### Provided data
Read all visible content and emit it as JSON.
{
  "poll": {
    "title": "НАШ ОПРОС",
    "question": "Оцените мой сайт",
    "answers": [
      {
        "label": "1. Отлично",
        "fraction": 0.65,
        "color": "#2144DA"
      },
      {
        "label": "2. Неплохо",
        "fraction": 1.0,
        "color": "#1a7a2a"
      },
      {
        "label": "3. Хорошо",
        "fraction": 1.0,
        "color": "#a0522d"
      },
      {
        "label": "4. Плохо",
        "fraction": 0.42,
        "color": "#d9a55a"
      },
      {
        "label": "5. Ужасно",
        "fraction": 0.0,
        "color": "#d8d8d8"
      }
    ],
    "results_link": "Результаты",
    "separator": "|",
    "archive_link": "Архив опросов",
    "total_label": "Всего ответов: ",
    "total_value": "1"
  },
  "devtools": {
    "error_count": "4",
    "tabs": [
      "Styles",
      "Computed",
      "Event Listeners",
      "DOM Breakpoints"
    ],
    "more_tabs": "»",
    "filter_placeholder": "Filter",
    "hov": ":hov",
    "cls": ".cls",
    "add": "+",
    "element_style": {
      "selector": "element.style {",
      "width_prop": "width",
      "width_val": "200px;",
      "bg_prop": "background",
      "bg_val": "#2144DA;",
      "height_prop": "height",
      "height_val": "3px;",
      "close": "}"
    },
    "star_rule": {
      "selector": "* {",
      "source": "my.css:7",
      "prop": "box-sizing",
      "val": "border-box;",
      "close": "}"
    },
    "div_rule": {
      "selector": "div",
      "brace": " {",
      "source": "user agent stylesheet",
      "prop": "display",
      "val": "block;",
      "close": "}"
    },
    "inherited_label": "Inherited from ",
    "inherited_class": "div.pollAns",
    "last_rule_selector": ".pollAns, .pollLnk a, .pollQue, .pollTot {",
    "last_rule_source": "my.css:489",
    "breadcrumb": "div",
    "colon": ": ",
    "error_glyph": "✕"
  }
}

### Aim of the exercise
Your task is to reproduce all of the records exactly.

### Task output
Read all visible content and emit it as JSON.
{
  "poll": {
    "title": "НАШ ОПРОС",
    "question": "Оцените мой сайт",
    "answers": [
      {
        "label": "1. Отлично",
        "fraction": 0.65,
        "color": "#2144DA"
      },
      {
        "label": "2. Неплохо",
        "fraction": 1.0,
        "color": "#1a7a2a"
      },
      {
        "label": "3. Хорошо",
        "fraction": 1.0,
        "color": "#a0522d"
      },
      {
        "label": "4. Плохо",
        "fraction": 0.42,
        "color": "#d9a55a"
      },
      {
        "label": "5. Ужасно",
        "fraction": 0.0,
        "color": "#d8d8d8"
      }
    ],
    "results_link": "Результаты",
    "separator": "|",
    "archive_link": "Архив опросов",
    "total_label": "Всего ответов: ",
    "total_value": "1"
  },
  "devtools": {
    "error_count": "4",
    "tabs": [
      "Styles",
      "Computed",
      "Event Listeners",
      "DOM Breakpoints"
    ],
    "more_tabs": "»",
    "filter_placeholder": "Filter",
    "hov": ":hov",
    "cls": ".cls",
    "add": "+",
    "element_style": {
      "selector": "element.style {",
      "width_prop": "width",
      "width_val": "200px;",
      "bg_prop": "background",
      "bg_val": "#2144DA;",
      "height_prop": "height",
      "height_val": "3px;",
      "close": "}"
    },
    "star_rule": {
      "selector": "* {",
      "source": "my.css:7",
      "prop": "box-sizing",
      "val": "border-box;",
      "close": "}"
    },
    "div_rule": {
      "selector": "div",
      "brace": " {",
      "source": "user agent stylesheet",
      "prop": "display",
      "val": "block;",
      "close": "}"
    },
    "inherited_label": "Inherited from ",
    "inherited_class": "div.pollAns",
    "last_rule_selector": ".pollAns, .pollLnk a, .pollQue, .pollTot {",
    "last_rule_source": "my.css:489",
    "breadcrumb": "div",
    "colon": ": ",
    "error_glyph": "✕"
  }
}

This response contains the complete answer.